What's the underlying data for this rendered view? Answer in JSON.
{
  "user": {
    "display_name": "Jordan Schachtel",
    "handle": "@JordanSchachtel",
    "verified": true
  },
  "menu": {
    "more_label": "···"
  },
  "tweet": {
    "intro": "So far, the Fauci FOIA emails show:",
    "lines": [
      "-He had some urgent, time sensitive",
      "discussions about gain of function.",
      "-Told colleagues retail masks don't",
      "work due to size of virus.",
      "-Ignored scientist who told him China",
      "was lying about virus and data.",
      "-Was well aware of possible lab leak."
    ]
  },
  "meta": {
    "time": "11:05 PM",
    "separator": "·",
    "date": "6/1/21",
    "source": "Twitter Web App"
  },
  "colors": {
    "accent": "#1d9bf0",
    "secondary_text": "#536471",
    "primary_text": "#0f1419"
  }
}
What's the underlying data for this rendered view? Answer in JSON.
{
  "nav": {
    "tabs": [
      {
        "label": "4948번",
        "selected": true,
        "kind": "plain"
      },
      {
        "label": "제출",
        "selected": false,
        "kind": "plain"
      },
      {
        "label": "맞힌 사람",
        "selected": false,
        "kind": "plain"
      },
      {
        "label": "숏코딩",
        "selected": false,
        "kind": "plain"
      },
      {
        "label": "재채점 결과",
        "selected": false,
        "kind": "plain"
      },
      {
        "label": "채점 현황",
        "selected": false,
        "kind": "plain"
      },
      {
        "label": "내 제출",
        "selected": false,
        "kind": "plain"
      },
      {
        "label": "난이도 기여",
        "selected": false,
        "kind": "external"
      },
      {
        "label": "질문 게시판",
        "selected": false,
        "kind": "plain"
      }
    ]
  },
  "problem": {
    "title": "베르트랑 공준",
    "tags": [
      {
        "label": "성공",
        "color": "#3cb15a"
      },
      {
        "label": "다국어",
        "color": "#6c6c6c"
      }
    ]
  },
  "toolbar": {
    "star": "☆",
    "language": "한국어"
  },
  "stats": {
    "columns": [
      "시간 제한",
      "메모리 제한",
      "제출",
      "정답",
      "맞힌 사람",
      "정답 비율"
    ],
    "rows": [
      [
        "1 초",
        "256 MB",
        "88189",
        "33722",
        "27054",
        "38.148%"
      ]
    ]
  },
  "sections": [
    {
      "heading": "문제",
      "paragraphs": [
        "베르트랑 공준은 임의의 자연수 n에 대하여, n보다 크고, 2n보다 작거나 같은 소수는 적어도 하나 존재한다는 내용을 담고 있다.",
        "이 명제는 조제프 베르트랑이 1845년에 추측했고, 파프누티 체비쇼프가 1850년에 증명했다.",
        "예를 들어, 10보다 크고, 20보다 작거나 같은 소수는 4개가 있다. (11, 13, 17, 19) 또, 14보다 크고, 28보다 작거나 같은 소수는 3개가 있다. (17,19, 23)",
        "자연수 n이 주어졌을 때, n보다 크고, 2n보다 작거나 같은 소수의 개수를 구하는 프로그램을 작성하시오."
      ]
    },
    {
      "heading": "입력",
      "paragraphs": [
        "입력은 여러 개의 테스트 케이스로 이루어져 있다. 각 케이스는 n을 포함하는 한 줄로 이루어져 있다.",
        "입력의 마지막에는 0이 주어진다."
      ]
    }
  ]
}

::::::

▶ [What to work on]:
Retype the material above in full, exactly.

▶ [Written solution]:
What's the underlying data for this rendered view? Answer in JSON.
{
  "user": {
    "display_name": "Jordan Schachtel",
    "handle": "@JordanSchachtel",
    "verified": true
  },
  "menu": {
    "more_label": "···"
  },
  "tweet": {
    "intro": "So far, the Fauci FOIA emails show:",
    "lines": [
      "-He had some urgent, time sensitive",
      "discussions about gain of function.",
      "-Told colleagues retail masks don't",
      "work due to size of virus.",
      "-Ignored scientist who told him China",
      "was lying about virus and data.",
      "-Was well aware of possible lab leak."
    ]
  },
  "meta": {
    "time": "11:05 PM",
    "separator": "·",
    "date": "6/1/21",
    "source": "Twitter Web App"
  },
  "colors": {
    "accent": "#1d9bf0",
    "secondary_text": "#536471",
    "primary_text": "#0f1419"
  }
}
What's the underlying data for this rendered view? Answer in JSON.
{
  "nav": {
    "tabs": [
      {
        "label": "4948번",
        "selected": true,
        "kind": "plain"
      },
      {
        "label": "제출",
        "selected": false,
        "kind": "plain"
      },
      {
        "label": "맞힌 사람",
        "selected": false,
        "kind": "plain"
      },
      {
        "label": "숏코딩",
        "selected": false,
        "kind": "plain"
      },
      {
        "label": "재채점 결과",
        "selected": false,
        "kind": "plain"
      },
      {
        "label": "채점 현황",
        "selected": false,
        "kind": "plain"
      },
      {
        "label": "내 제출",
        "selected": false,
        "kind": "plain"
      },
      {
        "label": "난이도 기여",
        "selected": false,
        "kind": "external"
      },
      {
        "label": "질문 게시판",
        "selected": false,
        "kind": "plain"
      }
    ]
  },
  "problem": {
    "title": "베르트랑 공준",
    "tags": [
      {
        "label": "성공",
        "color": "#3cb15a"
      },
      {
        "label": "다국어",
        "color": "#6c6c6c"
      }
    ]
  },
  "toolbar": {
    "star": "☆",
    "language": "한국어"
  },
  "stats": {
    "columns": [
      "시간 제한",
      "메모리 제한",
      "제출",
      "정답",
      "맞힌 사람",
      "정답 비율"
    ],
    "rows": [
      [
        "1 초",
        "256 MB",
        "88189",
        "33722",
        "27054",
        "38.148%"
      ]
    ]
  },
  "sections": [
    {
      "heading": "문제",
      "paragraphs": [
        "베르트랑 공준은 임의의 자연수 n에 대하여, n보다 크고, 2n보다 작거나 같은 소수는 적어도 하나 존재한다는 내용을 담고 있다.",
        "이 명제는 조제프 베르트랑이 1845년에 추측했고, 파프누티 체비쇼프가 1850년에 증명했다.",
        "예를 들어, 10보다 크고, 20보다 작거나 같은 소수는 4개가 있다. (11, 13, 17, 19) 또, 14보다 크고, 28보다 작거나 같은 소수는 3개가 있다. (17,19, 23)",
        "자연수 n이 주어졌을 때, n보다 크고, 2n보다 작거나 같은 소수의 개수를 구하는 프로그램을 작성하시오."
      ]
    },
    {
      "heading": "입력",
      "paragraphs": [
        "입력은 여러 개의 테스트 케이스로 이루어져 있다. 각 케이스는 n을 포함하는 한 줄로 이루어져 있다.",
        "입력의 마지막에는 0이 주어진다."
      ]
    }
  ]
}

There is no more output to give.